- I ask my brother Bishops, and all priests and deacons who by their vocation have the mission of supporting the poor, together with all consecrated persons and all associations, movements and volunteers everywhere, to help make this World Day of the Poor a tradition that concretely contributes to evangelization in today’s world.
This new World Day, therefore, should become a powerful appeal to our consciences as believers, allowing us to grow in the conviction that sharing with the poor enables us to understand the deepest truth of the Gospel. The poor are not a problem: they are a resource from which to draw as we strive to accept and practise in our lives the essence of the Gospel.
November 20th 2016
In his apostolic letter Misericordia et Misera, Pope Francis instituted the World Day of the Poor which will be celebrated on the Thirty-Third Sunday of Ordinary Time, the Sunday before the Solemnity of our Lord Jesus Christ, King of the Universe.
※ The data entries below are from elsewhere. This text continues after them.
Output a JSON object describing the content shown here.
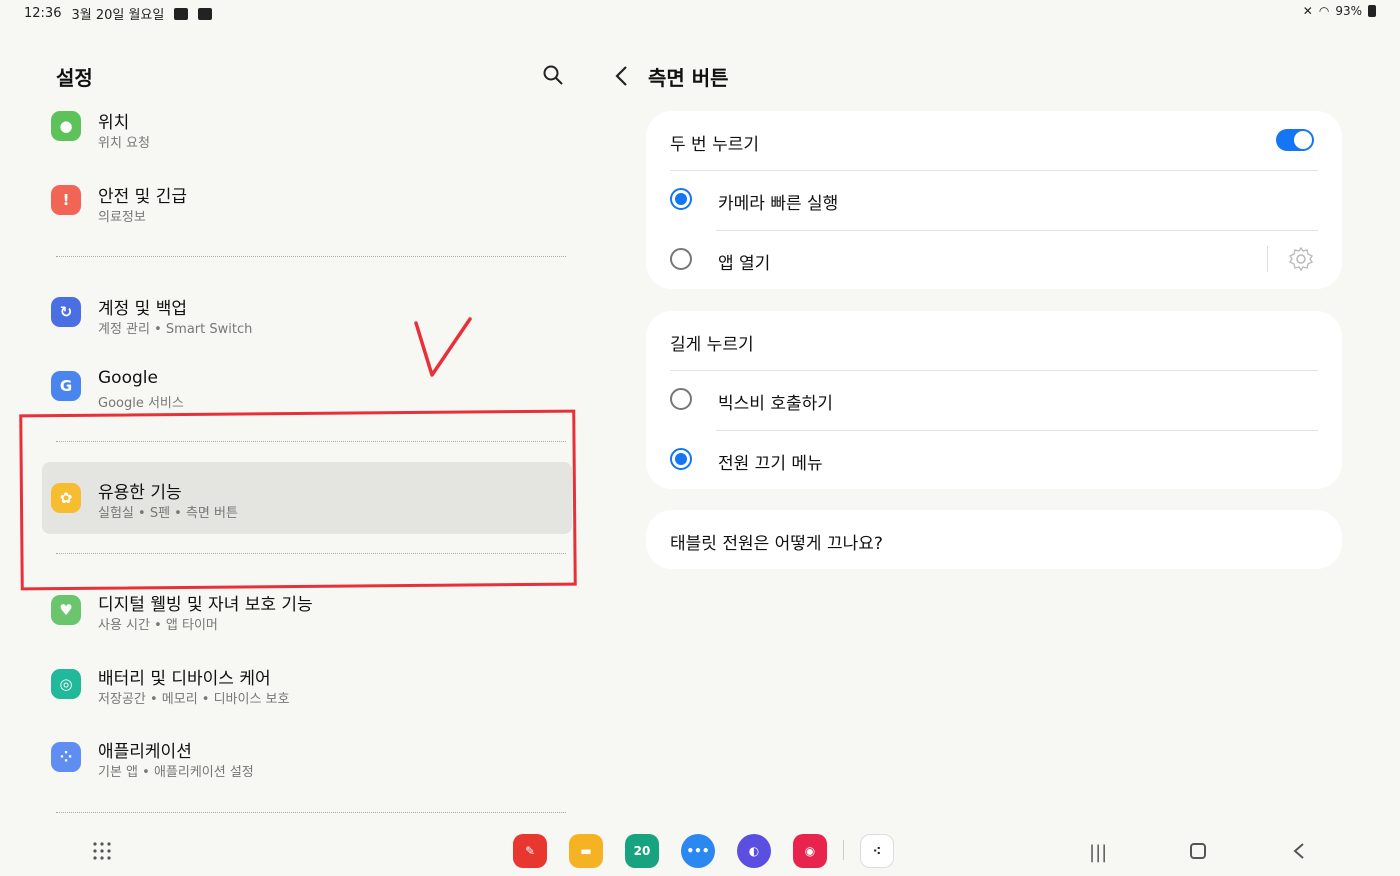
{
  "status_bar": {
    "time": "12:36",
    "date": "3월 20일 월요일",
    "battery": "93%"
  },
  "left": {
    "title": "설정",
    "items": [
      {
        "title": "위치",
        "sub": "위치 요청",
        "icon": "location-pin-icon",
        "color": "#5ec25a"
      },
      {
        "title": "안전 및 긴급",
        "sub": "의료정보",
        "icon": "emergency-icon",
        "color": "#f06554"
      },
      {
        "title": "계정 및 백업",
        "sub": "계정 관리 • Smart Switch",
        "icon": "sync-icon",
        "color": "#4a6fe3"
      },
      {
        "title": "Google",
        "sub": "Google 서비스",
        "icon": "google-icon",
        "color": "#4a85ef"
      },
      {
        "title": "유용한 기능",
        "sub": "실험실 • S펜 • 측면 버튼",
        "icon": "puzzle-icon",
        "color": "#f6bd31"
      },
      {
        "title": "디지털 웰빙 및 자녀 보호 기능",
        "sub": "사용 시간 • 앱 타이머",
        "icon": "wellbeing-icon",
        "color": "#6ac56c"
      },
      {
        "title": "배터리 및 디바이스 케어",
        "sub": "저장공간 • 메모리 • 디바이스 보호",
        "icon": "device-care-icon",
        "color": "#22b89a"
      },
      {
        "title": "애플리케이션",
        "sub": "기본 앱 • 애플리케이션 설정",
        "icon": "apps-grid-icon",
        "color": "#5f8ef3"
      }
    ]
  },
  "right": {
    "title": "측면 버튼",
    "double_press": {
      "label": "두 번 누르기",
      "enabled": true,
      "options": [
        {
          "label": "카메라 빠른 실행",
          "selected": true
        },
        {
          "label": "앱 열기",
          "selected": false
        }
      ]
    },
    "long_press": {
      "label": "길게 누르기",
      "options": [
        {
          "label": "빅스비 호출하기",
          "selected": false
        },
        {
          "label": "전원 끄기 메뉴",
          "selected": true
        }
      ]
    },
    "help_link": "태블릿 전원은 어떻게 끄나요?"
  },
  "dock": {
    "calendar_day": "20"
  },
  "colors": {
    "accent": "#1476f5",
    "annotation": "#e8303a"
  }
}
“This is the time of mercy. Each day of our journey is marked by God’s presence. He guides our steps with the power of the grace that the Spirit pours into our hearts to make them capable of loving. It is the time of mercy for each and all, since no one can think that he or she is cut off from God’s closeness and the power of his tender love. It is the time of mercy because those who are weak and vulnerable, distant and alone, ought to feel the presence of brothers and sisters who can help them in their need. It is the time of mercy because the poor should feel that they are regarded with respect and concern by others who have overcome indifference and discovered what is essential in life. It is the time of mercy because no sinner can ever tire of asking forgiveness and all can feel the welcoming embrace of the Father.
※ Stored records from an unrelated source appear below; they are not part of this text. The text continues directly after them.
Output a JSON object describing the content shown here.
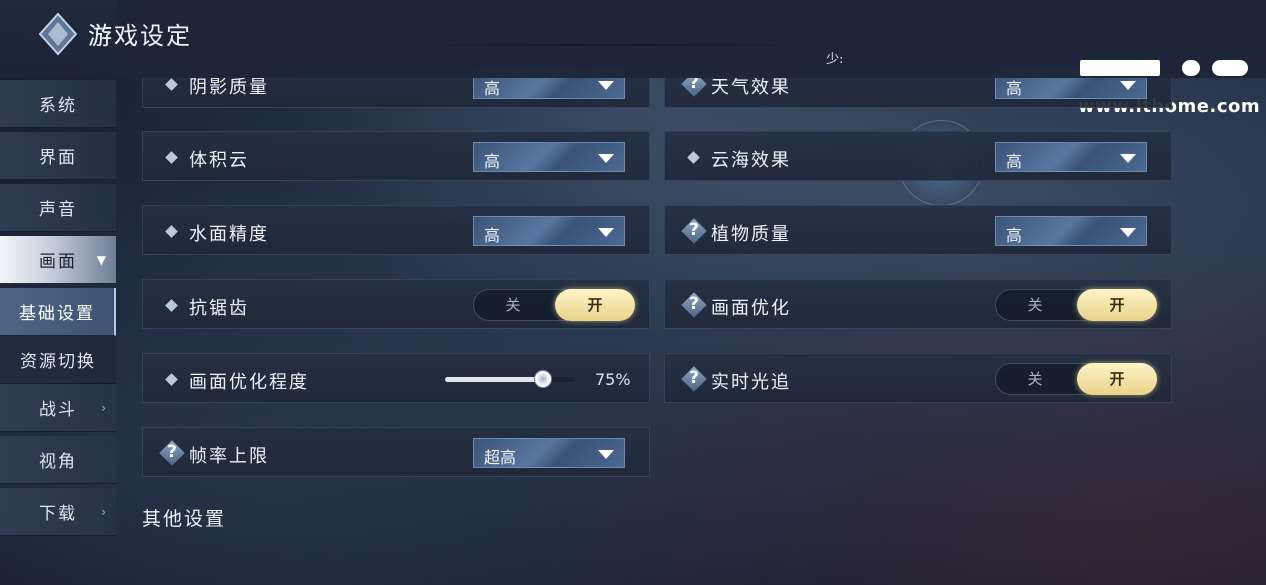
{
  "header": {
    "title": "游戏设定",
    "extra": "少:"
  },
  "watermark": {
    "url": "www.ithome.com"
  },
  "sidebar": {
    "items": [
      {
        "label": "系统"
      },
      {
        "label": "界面"
      },
      {
        "label": "声音"
      },
      {
        "label": "画面",
        "expanded": true
      },
      {
        "label": "基础设置",
        "selected": true
      },
      {
        "label": "资源切换"
      },
      {
        "label": "战斗"
      },
      {
        "label": "视角"
      },
      {
        "label": "下载"
      }
    ]
  },
  "settings": {
    "shadow_quality": {
      "label": "阴影质量",
      "value": "高"
    },
    "sky_effect": {
      "label": "天气效果",
      "value": "高"
    },
    "volumetric_cloud": {
      "label": "体积云",
      "value": "高"
    },
    "cloud_sea": {
      "label": "云海效果",
      "value": "高"
    },
    "water_precision": {
      "label": "水面精度",
      "value": "高"
    },
    "plant_quality": {
      "label": "植物质量",
      "value": "高"
    },
    "anti_aliasing": {
      "label": "抗锯齿",
      "off_label": "关",
      "on_label": "开",
      "state": "on"
    },
    "image_optimization": {
      "label": "画面优化",
      "off_label": "关",
      "on_label": "开",
      "state": "on"
    },
    "optimization_level": {
      "label": "画面优化程度",
      "value_text": "75%",
      "value_fraction": 0.75
    },
    "ray_tracing": {
      "label": "实时光追",
      "off_label": "关",
      "on_label": "开",
      "state": "on"
    },
    "frame_limit": {
      "label": "帧率上限",
      "value": "超高"
    }
  },
  "section": {
    "other_settings": "其他设置"
  },
  "icons": {
    "info": "diamond-icon",
    "help": "question-icon",
    "dropdown": "triangle-down-icon"
  }
}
During the “Jubilee for Socially Excluded People”, as the Holy Doors of Mercy were being closed in all the cathedrals and shrines of the world, I had the idea that, as yet another tangible sign of this Extraordinary Holy Year, the entire Church might celebrate, on the Thirty-Third Sunday of Ordinary Time, the World Day of the Poor. This would be the worthiest way to prepare for the celebration of the Solemnity of our Lord Jesus Christ, King of the Universe, who identified with the little ones and the poor and who will judge us on our works of mercy (cf. Mt 25:31-46). It would be a day to help communities and each of the baptized to reflect on how poverty is at the very heart of the Gospel and that, as long as Lazarus lies at the door of our homes (cf. Lk 16:19-21), there can be no justice or social peace. This Day will also represent a genuine form of new evangelization (cf. Mt 11:5) which can renew the face of the Church as She perseveres in her perennial activity of pastoral conversion and witness to mercy. (Extracts of Apostolic Letter Misericordia et misera)
November 13th 2016
During the Jubilee for socially excluded people mass, Pope Francis stated in his homily: “I would like today to be the “day of the poor”.”
“We cannot go about our business quietly at home while Lazarus lies at the door.””Let us open our eyes to our neighbour, especially to our brothers and sisters who are forgotten and excluded, to the “Lazarus” at our door.”
” I would like today to be the “day of the poor”. We are reminded of this by an ancient tradition according to which the Roman martyr Lawrence, before suffering a cruel martyrdom for the love of the Lord, distributed the goods of the community to the poor, whom he described as the true treasure of the Church. May the Lord grant that we may look without fear to what truly matters, and turn our hearts to our true treasure.” (Extracts of the Jubiless for socially excluded people mass homily)